It seemed that vast horns and promontories ran down from all parts of his dominions towards any country whatsoever, in either hemisphere,—empire or republic, monarchy, polyarchy, or anarchy,—that he might have reasons for assaulting. Here in one moment vanished all that I had relied on for protection: distance I had relied on, and suddenly I was found in close neighborhood to my most formidable enemy. Poverty I had relied on, and that was not denied: he granted the poverty, but it was dependent on the barbarism of the Gombroonians. It seems that in the central forests of Gombroonia there were diamond mines, which my people, from their low condition of civilization, did not value, nor had any means of working….
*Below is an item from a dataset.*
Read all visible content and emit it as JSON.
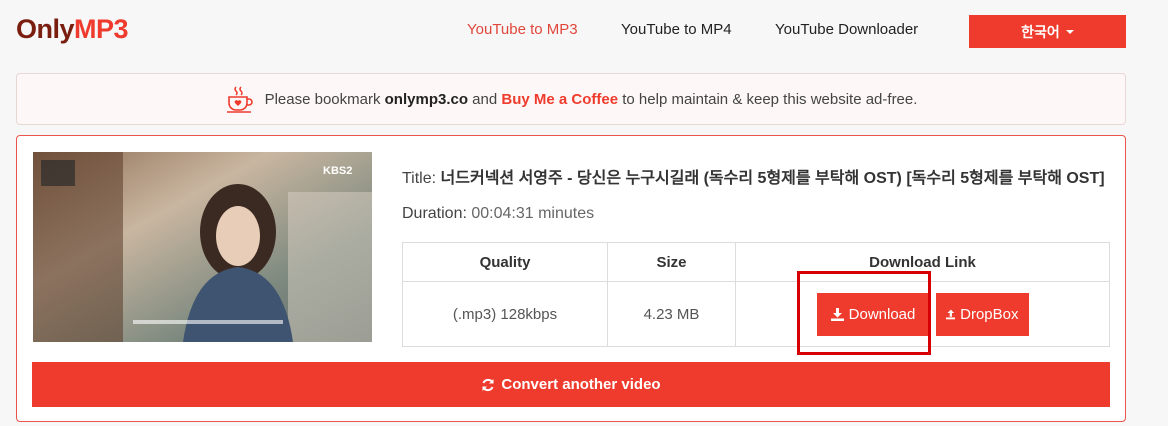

O reader, do not laugh! I lived forever under the terror of two separate wars in two separate worlds: one against the factory boys, in a real world of flesh and blood, of stones and brickbats, of flight and pursuit…. the other in a world purely aerial, where all the combats and the sufferings were absolute moonshine. And yet the simple truth is, that, for anxiety and distress of mind, the reality…was as nothing in comparison of that dream kingdom….
De Quincey faced one final humiliation as king of Gombroon: the discovery that its people had tails:
My brother…published an extract from some scoundrel’s travels in Gombroon, according to which the Gombroonians had not yet emerged from this early condition of apedom. They, it seems, were still homines caudati. Overwhelming to me and stunning was the ignominy of this horrible discovery.
Now, I have to confess that I’m quoting this story at length mainly because I find it funny. Still, it’s a fascinating example of how easily political economy can find its way into children’s “pretty fancies” (or vice versa, for all I know). And though De Quincey doesn't mention it, I think it's pretty clear that the children of Tigrosylvania are more likely to enjoy a leisurely childhood than those of Gombroon.

There's no denying that children everywhere ought to have more time "for reading, for dreaming, for music, for drama, for art, and simply for playing." But it's not clear what actual changes these rather Mandarin pronouncements are supposed to effect, or what they really signify in a world where so many millions of children face much more serious threats than addiction to videogames...especially given the connection between the “Time, Strength, Cash and Patience" an ideal childhood demands, and the economic ideal of sweatshops and child labor.


Rmj said...

I am reminded of a comment in one of Mortimer's "Rumpole" stories (the best questions are always in fiction), where Rumpole wonders where the term "teenager" came from, as he was never considered one.

We already impose a great deal on children, simply by labelling them "children," or "adolescents," or "teenagers," or, in my childhood "juveniles" (as in "delinquents").

I still blame Romanticism. It was Wordsworth, after all, not Freud, who first told us "The child is father to the man."

Phila said...

I still blame Romanticism. It was Wordsworth, after all, not Freud, who first told us "The child is father to the man."

We've got to get those damned Lake poets out of the schools, before it's too late!

I'm sure there's some truth to what you say, regardless of whether I'm actually up to understanding it on this dreary afternoon.

I certainly agree that "childhood" and its variants are arbitrary designations that cause problems in and of themselves.